**WORKING DATA**
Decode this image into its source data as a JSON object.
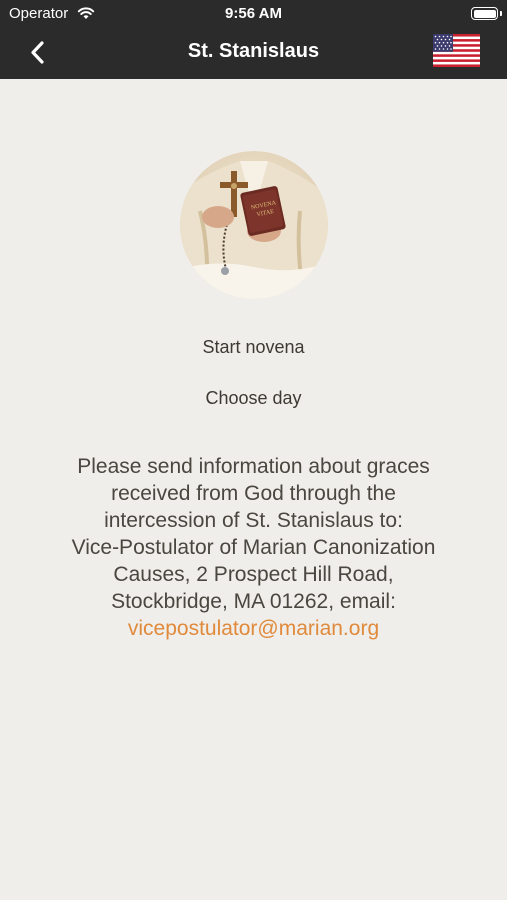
{
  "status_bar": {
    "carrier": "Operator",
    "time": "9:56 AM"
  },
  "navbar": {
    "title": "St. Stanislaus",
    "back_icon": "chevron-left-icon",
    "language_icon": "us-flag-icon"
  },
  "portrait": {
    "description_icon": "saint-portrait-image",
    "book_text": "NOVENA VITAE"
  },
  "actions": {
    "start_novena": "Start novena",
    "choose_day": "Choose day"
  },
  "info": {
    "lines": [
      "Please send information about graces",
      "received from God through the",
      "intercession of St. Stanislaus to:",
      "Vice-Postulator of Marian Canonization",
      "Causes, 2 Prospect Hill Road,",
      "Stockbridge, MA 01262, email:"
    ],
    "email": "vicepostulator@marian.org"
  },
  "colors": {
    "bar": "#2b2b2b",
    "background": "#f0eeea",
    "accent": "#e08a3c",
    "text": "#4a4640"
  }
}
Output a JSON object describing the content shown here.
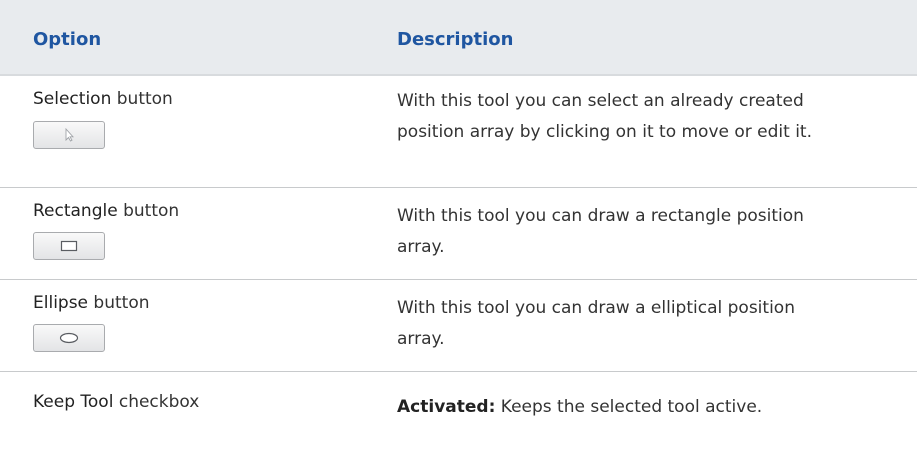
{
  "header": {
    "option": "Option",
    "description": "Description"
  },
  "rows": [
    {
      "term": "Selection",
      "suffix": " button",
      "icon": "cursor-arrow-icon",
      "description": "With this tool you can select an already created position array by clicking on it to move or edit it."
    },
    {
      "term": "Rectangle",
      "suffix": " button",
      "icon": "rectangle-icon",
      "description": "With this tool you can draw a rectangle position array."
    },
    {
      "term": "Ellipse",
      "suffix": " button",
      "icon": "ellipse-icon",
      "description": "With this tool you can draw a elliptical position array."
    },
    {
      "term": "Keep Tool",
      "suffix": " checkbox",
      "description_bold": "Activated:",
      "description": " Keeps the selected tool active."
    }
  ],
  "colors": {
    "header_text": "#1f56a1",
    "header_bg": "#e8ebee"
  }
}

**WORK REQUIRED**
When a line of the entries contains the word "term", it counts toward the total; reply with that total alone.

**TASK RESPONSE**
4